Well, looks like I have not blogged since a few months ...
Not an excuse, I know, but things have been extremely busy in the lab these last months. We launched a few fascinating projects (I know, I am biased), and some already brought some results. Also, we had some major editorial activities, some of them had some nice echoes in the media.
In the last few months, we got a pretty important media coverage, both on our work on tinnitus, and on our works on human behavior in virtual spaces. This included appearance in a few TV show, radio talks, and interviews in local newspapers. That kept me a bit busy, but well, it is important to show to people what we are doing and how research can contribute to advance well-being of people.
Pursuing our research on human behavior in virtual spaces - and, for those who have read some of my recent papers, my interest for popular culture-based virtual settings - we advanced in a fascinating direction: that's it to use immersive virtual spaces as tools to predict human behavior in large-scale crisis. I already have suggested that a few months ago :
Guitton MJ (2013) Editorial: Developing tools to predict human behavior in response to large-scale catastrophic events. Computers in Human Behavior, 29:2756-2757.

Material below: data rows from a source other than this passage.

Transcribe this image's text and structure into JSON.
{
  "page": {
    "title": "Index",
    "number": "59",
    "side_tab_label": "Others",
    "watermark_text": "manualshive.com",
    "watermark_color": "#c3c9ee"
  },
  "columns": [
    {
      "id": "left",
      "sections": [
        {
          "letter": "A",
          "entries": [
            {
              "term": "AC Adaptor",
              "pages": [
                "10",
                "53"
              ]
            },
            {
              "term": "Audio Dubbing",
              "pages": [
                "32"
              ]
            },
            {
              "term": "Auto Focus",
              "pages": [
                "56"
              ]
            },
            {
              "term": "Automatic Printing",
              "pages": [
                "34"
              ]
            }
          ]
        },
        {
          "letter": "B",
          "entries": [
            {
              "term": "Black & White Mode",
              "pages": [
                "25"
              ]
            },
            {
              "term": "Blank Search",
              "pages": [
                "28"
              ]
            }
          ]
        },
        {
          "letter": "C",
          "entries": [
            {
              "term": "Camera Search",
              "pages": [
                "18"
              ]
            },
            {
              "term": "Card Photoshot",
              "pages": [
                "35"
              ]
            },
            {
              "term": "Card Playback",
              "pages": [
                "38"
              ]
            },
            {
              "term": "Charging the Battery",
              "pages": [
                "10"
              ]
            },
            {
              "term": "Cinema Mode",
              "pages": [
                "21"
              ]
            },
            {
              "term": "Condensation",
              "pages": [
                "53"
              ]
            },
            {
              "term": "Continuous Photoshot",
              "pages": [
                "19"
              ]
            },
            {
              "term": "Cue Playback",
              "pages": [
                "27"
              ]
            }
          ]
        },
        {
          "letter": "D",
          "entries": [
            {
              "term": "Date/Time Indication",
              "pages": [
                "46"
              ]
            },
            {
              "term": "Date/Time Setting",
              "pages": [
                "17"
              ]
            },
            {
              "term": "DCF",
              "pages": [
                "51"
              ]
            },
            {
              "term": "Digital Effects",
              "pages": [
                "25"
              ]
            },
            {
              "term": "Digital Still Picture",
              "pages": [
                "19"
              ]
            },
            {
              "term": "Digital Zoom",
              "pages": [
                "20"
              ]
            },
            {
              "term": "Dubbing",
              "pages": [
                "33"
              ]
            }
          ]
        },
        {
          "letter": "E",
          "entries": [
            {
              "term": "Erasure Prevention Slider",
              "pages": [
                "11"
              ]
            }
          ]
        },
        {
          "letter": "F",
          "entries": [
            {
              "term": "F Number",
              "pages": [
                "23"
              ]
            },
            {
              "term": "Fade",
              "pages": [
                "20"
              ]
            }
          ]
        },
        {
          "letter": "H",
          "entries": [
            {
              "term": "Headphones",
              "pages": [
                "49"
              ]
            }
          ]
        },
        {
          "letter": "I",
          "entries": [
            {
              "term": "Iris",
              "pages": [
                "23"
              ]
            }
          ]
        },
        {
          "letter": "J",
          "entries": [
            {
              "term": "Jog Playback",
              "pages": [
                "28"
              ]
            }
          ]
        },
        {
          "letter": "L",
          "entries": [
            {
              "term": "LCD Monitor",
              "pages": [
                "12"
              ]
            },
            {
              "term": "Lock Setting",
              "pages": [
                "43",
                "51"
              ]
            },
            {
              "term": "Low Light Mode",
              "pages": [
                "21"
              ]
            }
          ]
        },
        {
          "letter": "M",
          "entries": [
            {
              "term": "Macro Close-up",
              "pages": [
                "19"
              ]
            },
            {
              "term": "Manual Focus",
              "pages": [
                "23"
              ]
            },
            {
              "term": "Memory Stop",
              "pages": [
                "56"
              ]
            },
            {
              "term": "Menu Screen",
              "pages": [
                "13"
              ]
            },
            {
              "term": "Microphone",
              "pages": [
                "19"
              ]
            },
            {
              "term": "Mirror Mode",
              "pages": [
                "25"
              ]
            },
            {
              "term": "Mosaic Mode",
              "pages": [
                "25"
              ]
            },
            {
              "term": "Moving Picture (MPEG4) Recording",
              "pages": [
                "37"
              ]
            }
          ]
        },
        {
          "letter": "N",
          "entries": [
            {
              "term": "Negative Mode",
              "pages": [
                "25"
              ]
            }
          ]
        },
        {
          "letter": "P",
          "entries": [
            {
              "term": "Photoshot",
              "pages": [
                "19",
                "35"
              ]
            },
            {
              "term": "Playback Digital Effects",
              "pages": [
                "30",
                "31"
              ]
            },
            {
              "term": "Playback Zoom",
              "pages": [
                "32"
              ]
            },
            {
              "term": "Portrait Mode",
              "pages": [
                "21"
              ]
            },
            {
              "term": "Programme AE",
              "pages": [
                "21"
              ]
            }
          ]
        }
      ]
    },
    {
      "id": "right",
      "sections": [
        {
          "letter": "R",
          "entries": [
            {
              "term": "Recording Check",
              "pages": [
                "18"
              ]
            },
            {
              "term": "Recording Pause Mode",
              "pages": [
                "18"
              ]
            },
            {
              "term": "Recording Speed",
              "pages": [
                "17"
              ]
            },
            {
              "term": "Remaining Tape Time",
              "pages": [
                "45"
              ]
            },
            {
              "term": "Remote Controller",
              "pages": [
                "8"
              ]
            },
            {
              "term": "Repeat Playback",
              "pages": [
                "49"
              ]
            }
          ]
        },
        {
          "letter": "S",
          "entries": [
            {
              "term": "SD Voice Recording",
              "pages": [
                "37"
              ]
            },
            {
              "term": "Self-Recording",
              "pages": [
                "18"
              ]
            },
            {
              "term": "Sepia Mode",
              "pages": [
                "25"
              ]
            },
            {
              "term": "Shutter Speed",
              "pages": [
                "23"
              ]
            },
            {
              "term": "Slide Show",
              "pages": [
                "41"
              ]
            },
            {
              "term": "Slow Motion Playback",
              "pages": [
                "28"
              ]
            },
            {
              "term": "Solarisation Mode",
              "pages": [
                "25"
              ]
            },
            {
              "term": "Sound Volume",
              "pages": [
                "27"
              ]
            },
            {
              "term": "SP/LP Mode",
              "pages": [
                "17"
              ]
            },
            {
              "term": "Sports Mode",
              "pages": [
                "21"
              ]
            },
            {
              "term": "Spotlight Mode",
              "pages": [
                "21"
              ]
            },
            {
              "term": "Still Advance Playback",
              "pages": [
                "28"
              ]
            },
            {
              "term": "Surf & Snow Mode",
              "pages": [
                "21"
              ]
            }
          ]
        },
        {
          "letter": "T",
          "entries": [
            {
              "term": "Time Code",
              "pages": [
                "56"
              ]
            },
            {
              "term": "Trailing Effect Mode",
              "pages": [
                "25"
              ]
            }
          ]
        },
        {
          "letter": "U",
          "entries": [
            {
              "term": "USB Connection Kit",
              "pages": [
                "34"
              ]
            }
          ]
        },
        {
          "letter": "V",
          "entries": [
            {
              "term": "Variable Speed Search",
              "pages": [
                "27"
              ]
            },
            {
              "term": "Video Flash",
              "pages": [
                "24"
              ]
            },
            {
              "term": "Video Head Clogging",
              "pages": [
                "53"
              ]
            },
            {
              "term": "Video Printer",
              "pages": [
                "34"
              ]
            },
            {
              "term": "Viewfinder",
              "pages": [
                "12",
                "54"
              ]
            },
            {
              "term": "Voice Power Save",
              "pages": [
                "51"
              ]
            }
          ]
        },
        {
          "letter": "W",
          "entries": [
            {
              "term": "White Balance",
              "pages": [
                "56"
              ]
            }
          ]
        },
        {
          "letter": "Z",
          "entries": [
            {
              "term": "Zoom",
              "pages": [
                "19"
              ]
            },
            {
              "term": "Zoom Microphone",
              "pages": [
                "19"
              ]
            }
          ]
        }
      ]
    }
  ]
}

but with Dr Cécile Cristofari (postdoc in our team), we pushed things further ... considerably further :
Guitton MJ, Cristofari C (2013) Life in Science: Zombiology. Science, 342:559.
(and two major contributions are on their way, a rather long and comprehensive commentary on public health to be published soon on practical ways to use zombies to implement training tools for health-related organisations, and an experimental study that we just submitted yesterday).

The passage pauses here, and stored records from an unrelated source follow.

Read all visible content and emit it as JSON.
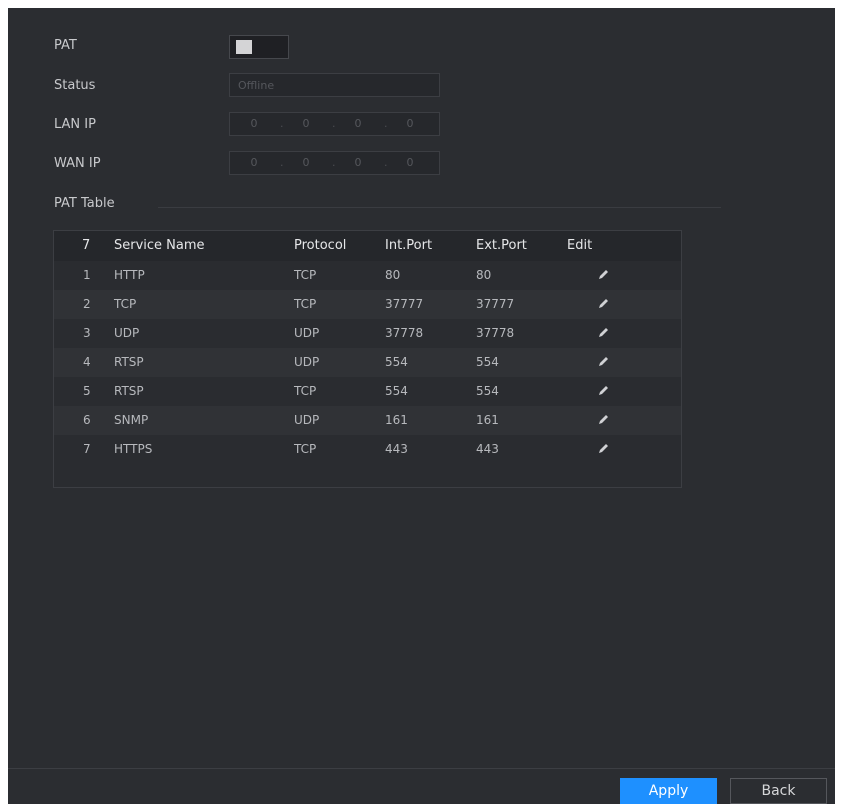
{
  "form": {
    "pat_label": "PAT",
    "status_label": "Status",
    "status_value": "Offline",
    "lan_ip_label": "LAN IP",
    "lan_ip": [
      "0",
      "0",
      "0",
      "0"
    ],
    "wan_ip_label": "WAN IP",
    "wan_ip": [
      "0",
      "0",
      "0",
      "0"
    ]
  },
  "pat_table": {
    "title": "PAT Table",
    "headers": {
      "count": "7",
      "service_name": "Service Name",
      "protocol": "Protocol",
      "int_port": "Int.Port",
      "ext_port": "Ext.Port",
      "edit": "Edit"
    },
    "rows": [
      {
        "no": "1",
        "service": "HTTP",
        "protocol": "TCP",
        "int_port": "80",
        "ext_port": "80"
      },
      {
        "no": "2",
        "service": "TCP",
        "protocol": "TCP",
        "int_port": "37777",
        "ext_port": "37777"
      },
      {
        "no": "3",
        "service": "UDP",
        "protocol": "UDP",
        "int_port": "37778",
        "ext_port": "37778"
      },
      {
        "no": "4",
        "service": "RTSP",
        "protocol": "UDP",
        "int_port": "554",
        "ext_port": "554"
      },
      {
        "no": "5",
        "service": "RTSP",
        "protocol": "TCP",
        "int_port": "554",
        "ext_port": "554"
      },
      {
        "no": "6",
        "service": "SNMP",
        "protocol": "UDP",
        "int_port": "161",
        "ext_port": "161"
      },
      {
        "no": "7",
        "service": "HTTPS",
        "protocol": "TCP",
        "int_port": "443",
        "ext_port": "443"
      }
    ],
    "edit_icon": "pencil-icon"
  },
  "footer": {
    "apply_label": "Apply",
    "back_label": "Back"
  },
  "colors": {
    "background": "#2b2d31",
    "accent": "#1e90ff"
  }
}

In a logic of anticipating future of humanity, or more specifically, how new technologies could affect it, I also got the following editorial published :
Guitton MJ (2014) Artificial vs. Enhanced Intelligence: Computer or Human Behavior? Computers in Human Behavior, 31:332-333.
a good anniversary milestone discussing some of the unexpected outcomes of half a century or more of research on artificial intelligence.
And we got a few other nice things on their way, including the paper with Dr Anna Lomanowska (her last paper as postdoc in the lab, or first as junior faculty, depending how one looks at it), and another editorial on the "dark side" of social networks :
Lomanowska AM, Guitton MJ (2014) My avatar is pregnant! Representation of pregnancy, birth, and maternity in a virtual world. Computers in Human Behavior, 31:322-331.
Guitton MJ (2014) The importance of studying the dark side of social networks. Computers in Human Behavior, 31:335.
And with the new coming year, we are having a lot of new projects too !
One of them is of course the conference of the Royal Anthropological Institute, which will be held in the British Museum May 29th to May 31st, and in which I am the convenor and chair of the first panel on "Anthropology and photography in the digital age". Call for paper is open, so people interested, please have a look and submit !
More updates to come in future blog posts !